A former priest who disrupted the British Grand Prix and Olympic Marathon has been banned from attending the Epsom Derby race meeting.
Horan disrupted the 2004 Olympic marathon in Athens
Racecourse officials went to court to prevent Cornelius Horan from coming within two miles of the track for the fixture on Friday and Saturday.
Horan, of Nunhead, south east London, promised the court he would stay away.
"It was in the interest of the safety of horses, riders and 'Father' Horan himself," said Epsom's Stephen Wallis.
Horan made headlines worldwide when he jostled a marathon runner at the 2004 Olympic Games in Athens.
He pushed Brazilian Vanderlei de Lima to the side of the road four miles from the finish. De Lima eventually took the bronze medal.
The protester wore a kilt and a green beret and a white placard with the words "The Grand Prix priest.
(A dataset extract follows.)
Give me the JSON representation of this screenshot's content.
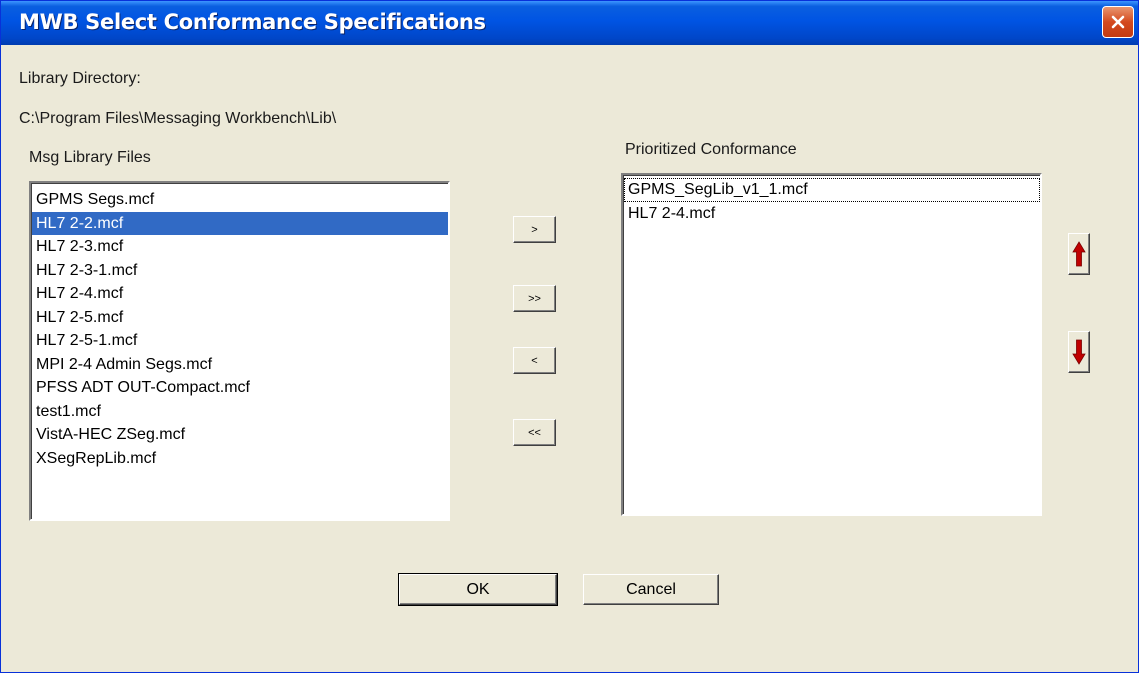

Israel fulfillment of prophecy says the bible, the second coming is near," on it.
But at a High Court hearing ahead of the Derby, he pledged to stay away from the course, which expects a crowd of more than 100,000 on Saturday.
The 57-year-old former Roman Catholic cleric gave an undertaking to Mrs Justice Gloster that he would not enter a two-mile exclusion zone around the Surrey course between 0600 BST on Friday and 2300 on Saturday.
Nicholas De Marco, counsel for Epsom Downs Racecourse Ltd, which had launched injunction proceedings against Horan, said his client was prepared to accept the undertaking.
He told the judge that he stood before her with "my right hand on the Bible" to "swear a solemn oath promising to do what the claimants want".
Before the Olympics, Horan disrupted the Grand Prix at Silverstone in 2003.